Budgets were passed in the GOP-dominant House over the last two years but not taken up in the Democrat-controlled Senate.
Hoyer said the problems causing Senate Democrats to not pass a budget for the last four years were political, explaining that by not passing a budget senators avoided having to take politically risky or embarrassing votes.
Democrats have held a majority in the Senate since 2007. Republicans have held a majority in the House since 2011.
“I think the problem in the Senate with passing a budget was not so much about an unwillingness from Senator [Kent] Conrad (D-N.D.) – who was the chairman of the Budget Committee – to want to pass a budget as it was about a difficulty, politically, in the Senate of amendments and one-upsmanship and things that didn’t necessarily have to deal with the budget per se.”
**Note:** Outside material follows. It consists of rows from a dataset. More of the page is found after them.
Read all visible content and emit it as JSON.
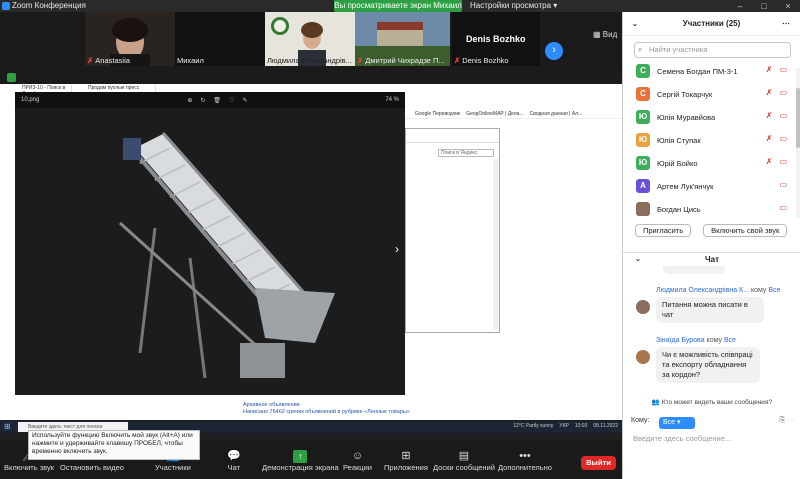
{
  "window": {
    "title": "Zoom Конференция",
    "viewing_banner": "Вы просматриваете экран Михаил",
    "view_options": "Настройки просмотра ▾"
  },
  "video_tiles": [
    {
      "name": "Anastasiia",
      "muted": true
    },
    {
      "name": "Михаил",
      "muted": false
    },
    {
      "name": "Людмила Олександрів...",
      "muted": false
    },
    {
      "name": "Дмитрий Чихрадзе П...",
      "muted": true
    },
    {
      "name": "Denis Bozhko",
      "muted": true
    }
  ],
  "denis_label": "Denis Bozhko",
  "view_button": "Вид",
  "photo_viewer": {
    "file": "10.png",
    "zoom": "74 %"
  },
  "browser": {
    "tabs": [
      "ПРИЗ-10 - Поиск в Google",
      "Продам пухлые пресс подач..."
    ],
    "bookmarks": [
      "Google Переводчик",
      "GeogOnlineMAP | Дела...",
      "Сводная данная | Ал..."
    ],
    "search_placeholder": "Поиск в Яндекс",
    "ads": [
      "Архивное объявление",
      "Написано 76462 среник объявлений в рубрике «Ленные товары»"
    ]
  },
  "taskbar": {
    "search_placeholder": "Введите здесь текст для поиска",
    "weather": "12°C Partly sunny",
    "lang": "УКР",
    "time": "10:03",
    "date": "08.11.2022"
  },
  "tooltip": "Используйте функцию Включить мой звук (Alt+A) или нажмите и удерживайте клавишу ПРОБЕЛ, чтобы временно включить звук.",
  "toolbar": {
    "unmute": "Включить звук",
    "video": "Остановить видео",
    "participants": "Участники",
    "participants_count": "25",
    "chat": "Чат",
    "share": "Демонстрация экрана",
    "reactions": "Реакции",
    "apps": "Приложения",
    "docs": "Доски сообщений",
    "more": "Дополнительно",
    "leave": "Выйти"
  },
  "participants_panel": {
    "title": "Участники (25)",
    "search_placeholder": "Найти участника",
    "list": [
      {
        "initial": "С",
        "name": "Семена Богдан ПМ-3-1",
        "color": "#3fae5a"
      },
      {
        "initial": "С",
        "name": "Сергій Токарчук",
        "color": "#e8733a"
      },
      {
        "initial": "Ю",
        "name": "Юлія Муравйова",
        "color": "#3fae5a"
      },
      {
        "initial": "Ю",
        "name": "Юлія Ступак",
        "color": "#e8a43a"
      },
      {
        "initial": "Ю",
        "name": "Юрій Бойко",
        "color": "#3fae5a"
      },
      {
        "initial": "А",
        "name": "Артем Лук'янчук",
        "color": "#6b4fd8"
      },
      {
        "initial": "",
        "name": "Богдан Цись",
        "color": "#8a6d5c"
      }
    ],
    "invite_button": "Пригласить",
    "unmute_me_button": "Включить свой звук"
  },
  "chat": {
    "title": "Чат",
    "messages": [
      {
        "sender": "Людмила Олександрівна К...",
        "to_label": "кому",
        "to": "Все",
        "text": "Питання можна писати в чат"
      },
      {
        "sender": "Зінаїда Бурова",
        "to_label": "кому",
        "to": "Все",
        "text": "Чи є можливість співпраці та експорту обладнання за кордон?"
      }
    ],
    "who_sees": "Кто может видеть ваши сообщения?",
    "to_label": "Кому:",
    "to_value": "Все",
    "input_placeholder": "Введите здесь сообщение..."
  }
}
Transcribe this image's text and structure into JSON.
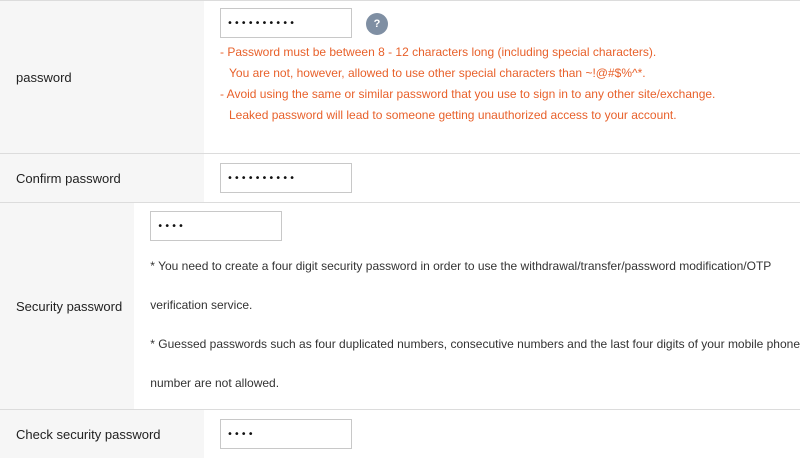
{
  "password": {
    "label": "password",
    "value": "••••••••••",
    "help": "?",
    "rules": [
      "- Password must be between 8 - 12 characters long (including special characters).",
      "  You are not, however, allowed to use other special characters than ~!@#$%^*.",
      "- Avoid using the same or similar password that you use to sign in to any other site/exchange.",
      "  Leaked password will lead to someone getting unauthorized access to your account."
    ]
  },
  "confirm_password": {
    "label": "Confirm password",
    "value": "••••••••••"
  },
  "security_password": {
    "label": "Security password",
    "value": "••••",
    "notes": [
      "* You need to create a four digit security password in order to use the withdrawal/transfer/password modification/OTP",
      "verification service.",
      "* Guessed passwords such as four duplicated numbers, consecutive numbers and the last four digits of your mobile phone",
      "number are not allowed."
    ]
  },
  "check_security_password": {
    "label": "Check security password",
    "value": "••••"
  },
  "colors": {
    "warning": "#e8612b",
    "label_bg": "#f6f6f6",
    "border": "#dcdcdc",
    "help_icon": "#7f8fa3"
  }
}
The Senate has not passed a budget in 1,365 days – nearly four years – something House Republicans have said must happen before they will agree to a three-month extension of the debt ceiling, the legal limit on outstanding federal debt.
Hoyer made the common Democratic point that discretionary spending levels for the next several years had already been set by the Budget Control Act of 2011, fulfilling the essential function of a budget.
Federal budgets – while non-binding – serve to set yearly discretionary spending levels.
Actual spending is done through the 12 annual appropriations bills normally passed by Congress. The budget resolutions are the first step in this process, although they are not required to pass any appropriations bills.
Democrats, by not passing a budget, have relied on large, all-in-one spending bills and continuing resolutions to prevent Republicans from cutting spending through the normal budgeting and appropriations process, thereby forcing the government to go from funding deadline to funding deadline.
Senator Chuck Schumer (D-N.Y.) said on Meet the Press on Sunday that the Senate would pass a budget this year, in response to House Republicans’ ultimatum that they do so in exchange for a three-month debt ceiling increase.